Return, from the material below, each line in which "this" occurs.
RECORD EXCERPTS START
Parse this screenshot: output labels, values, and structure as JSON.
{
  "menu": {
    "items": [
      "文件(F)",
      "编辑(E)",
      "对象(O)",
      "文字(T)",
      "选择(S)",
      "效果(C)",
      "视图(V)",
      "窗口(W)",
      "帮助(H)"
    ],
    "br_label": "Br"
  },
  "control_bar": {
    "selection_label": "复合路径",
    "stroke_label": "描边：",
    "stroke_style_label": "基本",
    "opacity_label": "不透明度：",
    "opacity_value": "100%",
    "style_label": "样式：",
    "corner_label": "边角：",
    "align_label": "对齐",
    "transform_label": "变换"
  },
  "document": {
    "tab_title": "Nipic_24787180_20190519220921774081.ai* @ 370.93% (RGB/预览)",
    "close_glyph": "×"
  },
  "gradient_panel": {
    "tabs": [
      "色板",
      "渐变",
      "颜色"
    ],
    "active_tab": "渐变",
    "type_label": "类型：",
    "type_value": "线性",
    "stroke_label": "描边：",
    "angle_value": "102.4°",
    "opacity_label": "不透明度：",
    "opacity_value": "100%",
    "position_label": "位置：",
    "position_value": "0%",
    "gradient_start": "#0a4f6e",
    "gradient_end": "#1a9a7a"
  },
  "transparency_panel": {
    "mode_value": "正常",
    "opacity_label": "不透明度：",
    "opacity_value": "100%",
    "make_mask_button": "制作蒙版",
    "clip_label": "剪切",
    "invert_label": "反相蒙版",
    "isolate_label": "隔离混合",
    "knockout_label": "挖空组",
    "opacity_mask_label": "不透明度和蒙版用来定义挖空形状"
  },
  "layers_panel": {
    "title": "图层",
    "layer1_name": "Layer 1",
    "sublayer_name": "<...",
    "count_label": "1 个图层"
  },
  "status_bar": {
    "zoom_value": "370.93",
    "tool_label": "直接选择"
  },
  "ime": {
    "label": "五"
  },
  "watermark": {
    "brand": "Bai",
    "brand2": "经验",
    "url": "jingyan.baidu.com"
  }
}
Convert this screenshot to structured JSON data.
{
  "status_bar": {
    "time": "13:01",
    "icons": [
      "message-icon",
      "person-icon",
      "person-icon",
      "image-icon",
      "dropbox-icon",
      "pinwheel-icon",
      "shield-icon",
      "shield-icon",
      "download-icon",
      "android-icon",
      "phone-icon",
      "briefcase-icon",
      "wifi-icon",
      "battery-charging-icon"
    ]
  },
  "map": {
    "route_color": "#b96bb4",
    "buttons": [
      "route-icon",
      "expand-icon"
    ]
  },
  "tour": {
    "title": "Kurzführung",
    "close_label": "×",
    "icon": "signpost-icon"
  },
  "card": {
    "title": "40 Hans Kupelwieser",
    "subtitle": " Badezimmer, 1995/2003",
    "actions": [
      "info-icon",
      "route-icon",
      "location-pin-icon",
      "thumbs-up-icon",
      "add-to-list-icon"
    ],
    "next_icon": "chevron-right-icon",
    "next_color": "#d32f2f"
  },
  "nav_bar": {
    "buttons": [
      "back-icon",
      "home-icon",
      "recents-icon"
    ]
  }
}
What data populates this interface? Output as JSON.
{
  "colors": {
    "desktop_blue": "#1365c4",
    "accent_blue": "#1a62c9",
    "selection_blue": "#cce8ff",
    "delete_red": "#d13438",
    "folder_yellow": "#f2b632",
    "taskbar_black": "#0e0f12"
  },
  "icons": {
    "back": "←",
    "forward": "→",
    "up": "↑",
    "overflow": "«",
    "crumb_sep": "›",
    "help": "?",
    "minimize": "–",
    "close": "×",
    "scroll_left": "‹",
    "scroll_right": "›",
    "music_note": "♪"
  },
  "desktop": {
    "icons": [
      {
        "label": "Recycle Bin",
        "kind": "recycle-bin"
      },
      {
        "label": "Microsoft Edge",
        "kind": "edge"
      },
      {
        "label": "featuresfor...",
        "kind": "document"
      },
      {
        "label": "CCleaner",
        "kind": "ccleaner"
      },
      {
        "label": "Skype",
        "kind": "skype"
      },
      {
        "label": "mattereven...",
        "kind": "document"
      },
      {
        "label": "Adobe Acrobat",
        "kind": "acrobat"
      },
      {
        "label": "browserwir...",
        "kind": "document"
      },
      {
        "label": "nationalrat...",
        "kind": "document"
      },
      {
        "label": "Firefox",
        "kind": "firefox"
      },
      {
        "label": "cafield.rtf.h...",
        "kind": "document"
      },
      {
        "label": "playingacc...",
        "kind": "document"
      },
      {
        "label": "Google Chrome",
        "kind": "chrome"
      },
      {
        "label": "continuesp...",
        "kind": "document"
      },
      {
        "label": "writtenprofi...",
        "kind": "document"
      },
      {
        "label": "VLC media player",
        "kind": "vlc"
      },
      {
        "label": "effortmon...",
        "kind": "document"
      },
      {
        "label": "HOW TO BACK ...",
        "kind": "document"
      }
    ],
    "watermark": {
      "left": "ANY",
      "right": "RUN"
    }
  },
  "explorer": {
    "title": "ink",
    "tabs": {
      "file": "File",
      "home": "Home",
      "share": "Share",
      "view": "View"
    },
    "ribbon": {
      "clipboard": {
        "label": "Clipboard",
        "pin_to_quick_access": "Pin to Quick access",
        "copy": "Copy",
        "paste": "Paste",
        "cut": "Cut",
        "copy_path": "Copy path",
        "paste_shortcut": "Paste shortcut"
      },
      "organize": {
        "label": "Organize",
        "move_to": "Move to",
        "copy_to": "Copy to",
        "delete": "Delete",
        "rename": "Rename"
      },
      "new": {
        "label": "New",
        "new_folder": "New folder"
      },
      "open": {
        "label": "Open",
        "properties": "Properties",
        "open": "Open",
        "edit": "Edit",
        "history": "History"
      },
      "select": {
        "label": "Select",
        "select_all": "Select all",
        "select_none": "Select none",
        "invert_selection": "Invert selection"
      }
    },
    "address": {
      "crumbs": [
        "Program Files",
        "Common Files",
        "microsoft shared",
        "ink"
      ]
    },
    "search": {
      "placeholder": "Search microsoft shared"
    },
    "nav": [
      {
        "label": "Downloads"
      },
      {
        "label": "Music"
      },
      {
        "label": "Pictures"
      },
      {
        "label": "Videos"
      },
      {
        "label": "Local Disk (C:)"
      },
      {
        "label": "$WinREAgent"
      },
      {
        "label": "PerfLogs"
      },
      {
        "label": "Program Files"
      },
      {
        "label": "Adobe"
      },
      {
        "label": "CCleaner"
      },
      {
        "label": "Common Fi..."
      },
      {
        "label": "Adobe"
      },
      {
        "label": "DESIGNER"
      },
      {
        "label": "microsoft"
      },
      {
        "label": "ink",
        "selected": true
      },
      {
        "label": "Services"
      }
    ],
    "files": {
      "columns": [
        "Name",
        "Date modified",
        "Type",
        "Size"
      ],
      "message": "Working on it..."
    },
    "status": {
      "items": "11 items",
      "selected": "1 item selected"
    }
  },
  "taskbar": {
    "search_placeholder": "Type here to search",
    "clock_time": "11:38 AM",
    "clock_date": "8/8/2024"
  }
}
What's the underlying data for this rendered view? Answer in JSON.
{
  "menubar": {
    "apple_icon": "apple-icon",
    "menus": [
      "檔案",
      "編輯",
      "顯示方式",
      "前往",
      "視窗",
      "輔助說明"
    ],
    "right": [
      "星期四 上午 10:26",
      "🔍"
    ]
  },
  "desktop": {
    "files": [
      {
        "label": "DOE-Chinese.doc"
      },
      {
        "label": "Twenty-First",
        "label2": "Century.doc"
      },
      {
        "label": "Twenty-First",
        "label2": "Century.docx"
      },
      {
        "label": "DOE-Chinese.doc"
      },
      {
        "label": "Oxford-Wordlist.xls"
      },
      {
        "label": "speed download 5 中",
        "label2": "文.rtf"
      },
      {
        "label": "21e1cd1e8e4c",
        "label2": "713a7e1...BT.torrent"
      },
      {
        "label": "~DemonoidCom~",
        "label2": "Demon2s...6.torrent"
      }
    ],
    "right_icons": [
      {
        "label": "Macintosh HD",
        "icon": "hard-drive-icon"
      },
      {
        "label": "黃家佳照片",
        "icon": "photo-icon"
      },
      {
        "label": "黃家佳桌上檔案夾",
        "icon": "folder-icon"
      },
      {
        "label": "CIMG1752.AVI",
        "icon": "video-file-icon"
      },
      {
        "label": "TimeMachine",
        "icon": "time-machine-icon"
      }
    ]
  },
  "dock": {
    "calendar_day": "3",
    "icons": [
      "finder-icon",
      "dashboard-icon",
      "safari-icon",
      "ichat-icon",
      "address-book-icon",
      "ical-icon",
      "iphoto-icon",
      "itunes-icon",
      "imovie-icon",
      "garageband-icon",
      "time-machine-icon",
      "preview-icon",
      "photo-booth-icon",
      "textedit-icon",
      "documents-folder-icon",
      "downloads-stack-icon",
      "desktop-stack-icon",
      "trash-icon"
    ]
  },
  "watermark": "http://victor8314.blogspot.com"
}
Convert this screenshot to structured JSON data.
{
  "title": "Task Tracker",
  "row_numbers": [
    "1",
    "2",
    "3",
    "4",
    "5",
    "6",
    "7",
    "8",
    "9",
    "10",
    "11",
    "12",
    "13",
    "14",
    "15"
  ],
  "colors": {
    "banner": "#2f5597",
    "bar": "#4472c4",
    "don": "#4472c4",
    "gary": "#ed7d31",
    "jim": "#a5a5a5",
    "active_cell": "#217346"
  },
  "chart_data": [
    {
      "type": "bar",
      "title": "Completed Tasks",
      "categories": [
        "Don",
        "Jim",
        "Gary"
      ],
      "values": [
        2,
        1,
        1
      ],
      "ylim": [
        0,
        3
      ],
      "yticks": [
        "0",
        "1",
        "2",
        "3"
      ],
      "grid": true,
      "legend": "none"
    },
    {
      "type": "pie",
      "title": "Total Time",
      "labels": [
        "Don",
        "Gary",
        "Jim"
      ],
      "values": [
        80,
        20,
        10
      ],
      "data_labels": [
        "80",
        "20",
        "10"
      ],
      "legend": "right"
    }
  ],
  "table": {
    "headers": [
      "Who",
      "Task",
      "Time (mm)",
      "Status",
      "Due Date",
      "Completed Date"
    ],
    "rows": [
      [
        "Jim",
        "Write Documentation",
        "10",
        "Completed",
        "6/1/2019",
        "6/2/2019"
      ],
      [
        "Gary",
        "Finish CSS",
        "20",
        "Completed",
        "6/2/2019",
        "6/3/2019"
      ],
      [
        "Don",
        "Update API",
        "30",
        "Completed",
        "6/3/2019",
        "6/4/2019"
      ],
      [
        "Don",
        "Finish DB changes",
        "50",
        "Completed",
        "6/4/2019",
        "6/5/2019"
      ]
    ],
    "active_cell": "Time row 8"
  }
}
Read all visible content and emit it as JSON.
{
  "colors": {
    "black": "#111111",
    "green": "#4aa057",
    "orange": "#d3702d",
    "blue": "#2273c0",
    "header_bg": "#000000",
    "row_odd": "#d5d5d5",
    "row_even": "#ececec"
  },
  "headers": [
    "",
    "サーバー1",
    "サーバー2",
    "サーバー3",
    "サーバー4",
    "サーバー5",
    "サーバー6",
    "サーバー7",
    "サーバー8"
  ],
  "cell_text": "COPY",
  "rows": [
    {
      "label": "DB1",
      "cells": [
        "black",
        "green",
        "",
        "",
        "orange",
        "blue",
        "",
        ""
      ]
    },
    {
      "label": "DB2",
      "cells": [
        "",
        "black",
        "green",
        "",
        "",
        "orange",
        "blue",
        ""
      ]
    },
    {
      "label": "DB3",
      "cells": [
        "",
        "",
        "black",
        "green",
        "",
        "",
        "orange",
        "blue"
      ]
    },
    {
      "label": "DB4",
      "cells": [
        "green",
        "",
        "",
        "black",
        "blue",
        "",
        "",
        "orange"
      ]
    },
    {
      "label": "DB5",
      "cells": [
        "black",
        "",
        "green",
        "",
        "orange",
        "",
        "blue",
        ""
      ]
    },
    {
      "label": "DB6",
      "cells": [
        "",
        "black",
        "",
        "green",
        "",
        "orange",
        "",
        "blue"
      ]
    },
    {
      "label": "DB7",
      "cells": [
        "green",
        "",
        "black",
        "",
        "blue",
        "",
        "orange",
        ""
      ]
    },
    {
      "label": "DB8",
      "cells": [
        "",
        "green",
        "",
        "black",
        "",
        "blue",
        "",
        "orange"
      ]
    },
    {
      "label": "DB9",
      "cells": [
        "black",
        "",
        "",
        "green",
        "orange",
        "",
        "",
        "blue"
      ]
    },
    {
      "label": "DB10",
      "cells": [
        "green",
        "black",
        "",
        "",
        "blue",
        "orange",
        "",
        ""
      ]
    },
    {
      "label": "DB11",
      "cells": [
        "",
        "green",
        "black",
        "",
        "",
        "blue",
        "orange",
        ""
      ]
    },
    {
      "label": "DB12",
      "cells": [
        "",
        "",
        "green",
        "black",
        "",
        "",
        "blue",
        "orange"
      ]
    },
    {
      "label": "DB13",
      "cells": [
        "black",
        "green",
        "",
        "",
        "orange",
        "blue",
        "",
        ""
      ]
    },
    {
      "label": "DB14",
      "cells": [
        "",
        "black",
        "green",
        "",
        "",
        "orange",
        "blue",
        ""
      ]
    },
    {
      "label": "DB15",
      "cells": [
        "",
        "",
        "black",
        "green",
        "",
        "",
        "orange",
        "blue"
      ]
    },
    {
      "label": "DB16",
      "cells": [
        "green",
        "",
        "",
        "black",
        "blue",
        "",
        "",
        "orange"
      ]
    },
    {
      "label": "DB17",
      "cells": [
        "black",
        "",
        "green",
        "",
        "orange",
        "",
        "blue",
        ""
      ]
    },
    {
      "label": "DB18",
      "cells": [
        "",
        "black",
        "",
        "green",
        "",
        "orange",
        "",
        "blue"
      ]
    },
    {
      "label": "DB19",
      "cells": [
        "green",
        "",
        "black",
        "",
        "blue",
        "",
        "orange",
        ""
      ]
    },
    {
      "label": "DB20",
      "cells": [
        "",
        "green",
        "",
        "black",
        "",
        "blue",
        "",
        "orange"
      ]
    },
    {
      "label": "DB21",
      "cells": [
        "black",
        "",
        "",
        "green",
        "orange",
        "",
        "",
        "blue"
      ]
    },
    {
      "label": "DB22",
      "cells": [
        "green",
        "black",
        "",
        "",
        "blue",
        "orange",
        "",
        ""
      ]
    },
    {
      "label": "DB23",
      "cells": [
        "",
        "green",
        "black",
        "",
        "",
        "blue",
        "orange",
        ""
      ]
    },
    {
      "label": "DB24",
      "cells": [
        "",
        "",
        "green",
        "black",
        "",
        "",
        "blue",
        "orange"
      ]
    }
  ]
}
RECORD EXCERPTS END
* TASK SOLUTION
Parse this screenshot: output labels, values, and structure as JSON.
Convert this screenshot to structured JSON data.
What data populates this interface? Output as JSON.
What's the underlying data for this rendered view? Answer in JSON.
Convert this screenshot to structured JSON data.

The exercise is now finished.